The reply should contain every line of the data, repeated exactly, and no pictures.

### Information supplied
######

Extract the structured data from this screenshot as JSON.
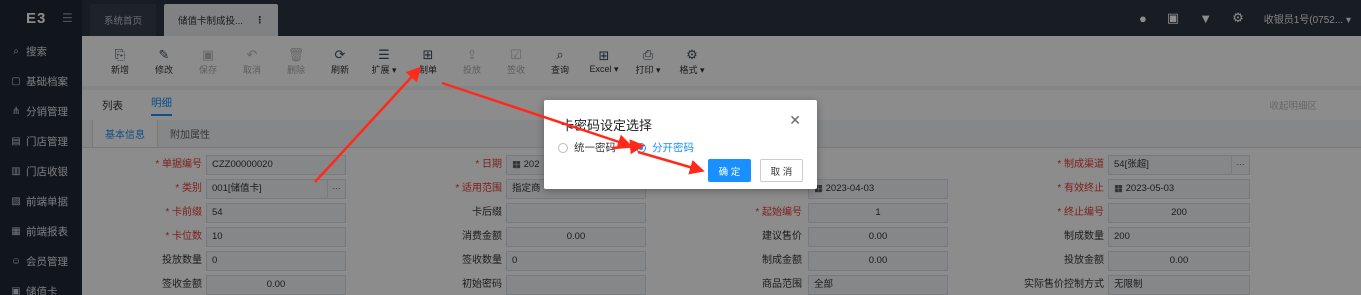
{
  "app": {
    "logo": "E3"
  },
  "sidebar": {
    "items": [
      {
        "icon": "search-icon",
        "glyph": "⌕",
        "label": "搜索"
      },
      {
        "icon": "archive-icon",
        "glyph": "▢",
        "label": "基础档案"
      },
      {
        "icon": "distribution-icon",
        "glyph": "⋔",
        "label": "分销管理"
      },
      {
        "icon": "store-icon",
        "glyph": "▤",
        "label": "门店管理"
      },
      {
        "icon": "cashier-icon",
        "glyph": "▥",
        "label": "门店收银"
      },
      {
        "icon": "document-icon",
        "glyph": "▧",
        "label": "前端单据"
      },
      {
        "icon": "report-icon",
        "glyph": "▦",
        "label": "前端报表"
      },
      {
        "icon": "member-icon",
        "glyph": "☺",
        "label": "会员管理"
      },
      {
        "icon": "card-icon",
        "glyph": "▣",
        "label": "储值卡"
      }
    ]
  },
  "tabs": [
    {
      "label": "系统首页"
    },
    {
      "label": "储值卡制成投..."
    }
  ],
  "tab_more": "⋮",
  "header": {
    "user": "收银员1号(0752... ▾"
  },
  "toolbar": [
    {
      "icon": "new-icon",
      "glyph": "⎘",
      "label": "新增",
      "enabled": true
    },
    {
      "icon": "edit-icon",
      "glyph": "✎",
      "label": "修改",
      "enabled": true
    },
    {
      "icon": "save-icon",
      "glyph": "▣",
      "label": "保存",
      "enabled": false
    },
    {
      "icon": "cancel-icon",
      "glyph": "↶",
      "label": "取消",
      "enabled": false
    },
    {
      "icon": "delete-icon",
      "glyph": "🗑",
      "label": "删除",
      "enabled": false
    },
    {
      "icon": "refresh-icon",
      "glyph": "⟳",
      "label": "刷新",
      "enabled": true
    },
    {
      "icon": "extend-icon",
      "glyph": "☰",
      "label": "扩展 ▾",
      "enabled": true
    },
    {
      "icon": "make-icon",
      "glyph": "⊞",
      "label": "制单",
      "enabled": true
    },
    {
      "icon": "issue-icon",
      "glyph": "⇪",
      "label": "投放",
      "enabled": false
    },
    {
      "icon": "sign-icon",
      "glyph": "☑",
      "label": "签收",
      "enabled": false
    },
    {
      "icon": "query-icon",
      "glyph": "⌕",
      "label": "查询",
      "enabled": true
    },
    {
      "icon": "excel-icon",
      "glyph": "⊞",
      "label": "Excel ▾",
      "enabled": true
    },
    {
      "icon": "print-icon",
      "glyph": "⎙",
      "label": "打印 ▾",
      "enabled": true
    },
    {
      "icon": "format-icon",
      "glyph": "⚙",
      "label": "格式 ▾",
      "enabled": true
    }
  ],
  "subtabs": {
    "list": "列表",
    "detail": "明细",
    "right": "收起明细区"
  },
  "infotabs": {
    "basic": "基本信息",
    "extra": "附加属性"
  },
  "form": {
    "doc_no_label": "* 单据编号",
    "doc_no": "CZZ00000020",
    "date_label": "* 日期",
    "date": "202",
    "channel_label": "* 制成渠道",
    "channel": "54[张超]",
    "type_label": "* 类别",
    "type": "001[储值卡]",
    "scope_label": "* 适用范围",
    "scope": "指定商",
    "start_date": "2023-04-03",
    "valid_end_label": "* 有效终止",
    "valid_end": "2023-05-03",
    "prefix_label": "* 卡前缀",
    "prefix": "54",
    "suffix_label": "卡后缀",
    "suffix": "",
    "start_no_label": "* 起始编号",
    "start_no": "1",
    "end_no_label": "* 终止编号",
    "end_no": "200",
    "digits_label": "* 卡位数",
    "digits": "10",
    "spend_label": "消费金额",
    "spend": "0.00",
    "suggest_price_label": "建议售价",
    "suggest_price": "0.00",
    "made_qty_label": "制成数量",
    "made_qty": "200",
    "issue_qty_label": "投放数量",
    "issue_qty": "0",
    "sign_qty_label": "签收数量",
    "sign_qty": "0",
    "made_amount_label": "制成金额",
    "made_amount": "0.00",
    "issue_amount_label": "投放金额",
    "issue_amount": "0.00",
    "sign_amount_label": "签收金额",
    "sign_amount": "0.00",
    "init_pwd_label": "初始密码",
    "goods_scope_label": "商品范围",
    "goods_scope": "全部",
    "price_ctrl_label": "实际售价控制方式",
    "price_ctrl": "无限制"
  },
  "dialog": {
    "title": "卡密码设定选择",
    "option_unified": "统一密码",
    "option_separate": "分开密码",
    "selected": "分开密码",
    "ok": "确 定",
    "cancel": "取 消"
  },
  "colors": {
    "accent": "#1890ff",
    "arrow": "#ff2a1a",
    "required": "#e53935"
  }
}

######

### Answer section
Extract the structured data from this screenshot as JSON.
{
  "app": {
    "logo": "E3"
  },
  "sidebar": {
    "items": [
      {
        "icon": "search-icon",
        "glyph": "⌕",
        "label": "搜索"
      },
      {
        "icon": "archive-icon",
        "glyph": "▢",
        "label": "基础档案"
      },
      {
        "icon": "distribution-icon",
        "glyph": "⋔",
        "label": "分销管理"
      },
      {
        "icon": "store-icon",
        "glyph": "▤",
        "label": "门店管理"
      },
      {
        "icon": "cashier-icon",
        "glyph": "▥",
        "label": "门店收银"
      },
      {
        "icon": "document-icon",
        "glyph": "▧",
        "label": "前端单据"
      },
      {
        "icon": "report-icon",
        "glyph": "▦",
        "label": "前端报表"
      },
      {
        "icon": "member-icon",
        "glyph": "☺",
        "label": "会员管理"
      },
      {
        "icon": "card-icon",
        "glyph": "▣",
        "label": "储值卡"
      }
    ]
  },
  "tabs": [
    {
      "label": "系统首页"
    },
    {
      "label": "储值卡制成投..."
    }
  ],
  "tab_more": "⋮",
  "header": {
    "user": "收银员1号(0752... ▾"
  },
  "toolbar": [
    {
      "icon": "new-icon",
      "glyph": "⎘",
      "label": "新增",
      "enabled": true
    },
    {
      "icon": "edit-icon",
      "glyph": "✎",
      "label": "修改",
      "enabled": true
    },
    {
      "icon": "save-icon",
      "glyph": "▣",
      "label": "保存",
      "enabled": false
    },
    {
      "icon": "cancel-icon",
      "glyph": "↶",
      "label": "取消",
      "enabled": false
    },
    {
      "icon": "delete-icon",
      "glyph": "🗑",
      "label": "删除",
      "enabled": false
    },
    {
      "icon": "refresh-icon",
      "glyph": "⟳",
      "label": "刷新",
      "enabled": true
    },
    {
      "icon": "extend-icon",
      "glyph": "☰",
      "label": "扩展 ▾",
      "enabled": true
    },
    {
      "icon": "make-icon",
      "glyph": "⊞",
      "label": "制单",
      "enabled": true
    },
    {
      "icon": "issue-icon",
      "glyph": "⇪",
      "label": "投放",
      "enabled": false
    },
    {
      "icon": "sign-icon",
      "glyph": "☑",
      "label": "签收",
      "enabled": false
    },
    {
      "icon": "query-icon",
      "glyph": "⌕",
      "label": "查询",
      "enabled": true
    },
    {
      "icon": "excel-icon",
      "glyph": "⊞",
      "label": "Excel ▾",
      "enabled": true
    },
    {
      "icon": "print-icon",
      "glyph": "⎙",
      "label": "打印 ▾",
      "enabled": true
    },
    {
      "icon": "format-icon",
      "glyph": "⚙",
      "label": "格式 ▾",
      "enabled": true
    }
  ],
  "subtabs": {
    "list": "列表",
    "detail": "明细",
    "right": "收起明细区"
  },
  "infotabs": {
    "basic": "基本信息",
    "extra": "附加属性"
  },
  "form": {
    "doc_no_label": "* 单据编号",
    "doc_no": "CZZ00000020",
    "date_label": "* 日期",
    "date": "202",
    "channel_label": "* 制成渠道",
    "channel": "54[张超]",
    "type_label": "* 类别",
    "type": "001[储值卡]",
    "scope_label": "* 适用范围",
    "scope": "指定商",
    "start_date": "2023-04-03",
    "valid_end_label": "* 有效终止",
    "valid_end": "2023-05-03",
    "prefix_label": "* 卡前缀",
    "prefix": "54",
    "suffix_label": "卡后缀",
    "suffix": "",
    "start_no_label": "* 起始编号",
    "start_no": "1",
    "end_no_label": "* 终止编号",
    "end_no": "200",
    "digits_label": "* 卡位数",
    "digits": "10",
    "spend_label": "消费金额",
    "spend": "0.00",
    "suggest_price_label": "建议售价",
    "suggest_price": "0.00",
    "made_qty_label": "制成数量",
    "made_qty": "200",
    "issue_qty_label": "投放数量",
    "issue_qty": "0",
    "sign_qty_label": "签收数量",
    "sign_qty": "0",
    "made_amount_label": "制成金额",
    "made_amount": "0.00",
    "issue_amount_label": "投放金额",
    "issue_amount": "0.00",
    "sign_amount_label": "签收金额",
    "sign_amount": "0.00",
    "init_pwd_label": "初始密码",
    "goods_scope_label": "商品范围",
    "goods_scope": "全部",
    "price_ctrl_label": "实际售价控制方式",
    "price_ctrl": "无限制"
  },
  "dialog": {
    "title": "卡密码设定选择",
    "option_unified": "统一密码",
    "option_separate": "分开密码",
    "selected": "分开密码",
    "ok": "确 定",
    "cancel": "取 消"
  },
  "colors": {
    "accent": "#1890ff",
    "arrow": "#ff2a1a",
    "required": "#e53935"
  }
}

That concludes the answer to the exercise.